Further opportunities to support and enhance the objectives of adaptation and resilience impact assessment will arise across the financial system – for example, private equity, venture capital, fixed income, bond markets, banking, or insurance. Different approaches to the application of adaptation and resilience impact metrics across these types of investment operations will need to be balanced against coherence and an appropriate level of harmonisation.

Looking forward: mainstreaming adaptation and resilience impact assessment across the finance sector

While ARIC’s guidance has an initial focus on private equity and venture capital, it has been further refined in consultation with a wide range of banks, private investors, standard setters, impact frameworks and academics. This consultation process has pointed the way towards greater integration of this adaptation and resilience impact assessment approach in intermediated investments. Intermediated financing can be used by investors to amplify the impact of their investments, for example by leveraging the ability of banks to reach large numbers of smaller clients such as small businesses and households. ARIC will also support opportunities to ensure that adaptation and resilience impact assessment is embedded into the evolving climate information architecture for financing, by supporting efforts led by organisations such as the Global Environment Facility and UN Climate Champions. With climate change impacts intensifying, the ability of investors to credibly demonstrate the real-world adaptation and resilience impact of their financing will only grow in importance.

Watch the recording of the webinar presenting ARIC’s framework for assessing climate adaptation and resilience impact.

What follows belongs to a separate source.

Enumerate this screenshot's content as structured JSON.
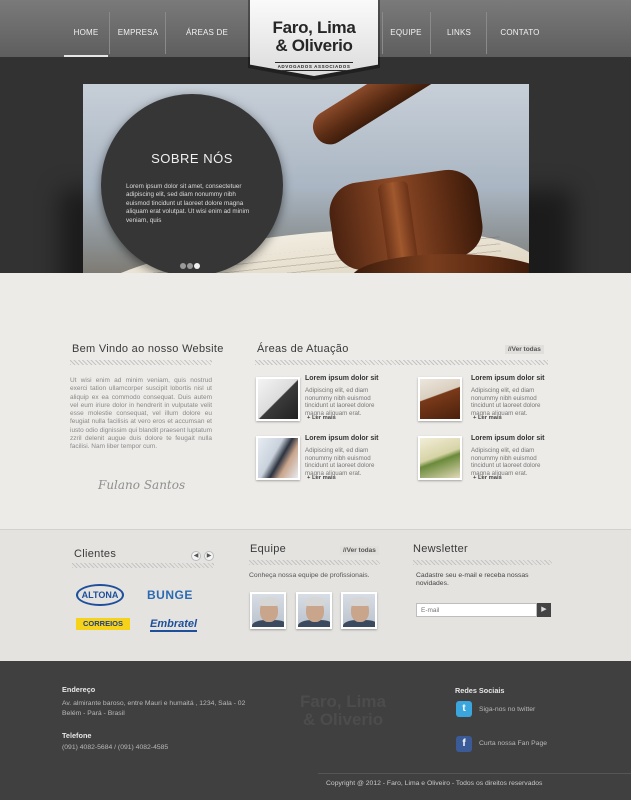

[1] The stakeholders consulted in this exercise are: 60 Decibels, Aspen Network of Development Entrepreneurs, Catalyst Fund, Climate Bonds Initiative, Climate Champions, Climate Collective, Climate Fund Managers, Factore, Global Impact Investing Network, Helios, International Platform on Adaptation Metrics, Invesco, Islamic Development Bank, MUFG, Oxford University, PRI, Sagana, Standard Bank, UNDRR and UNEP.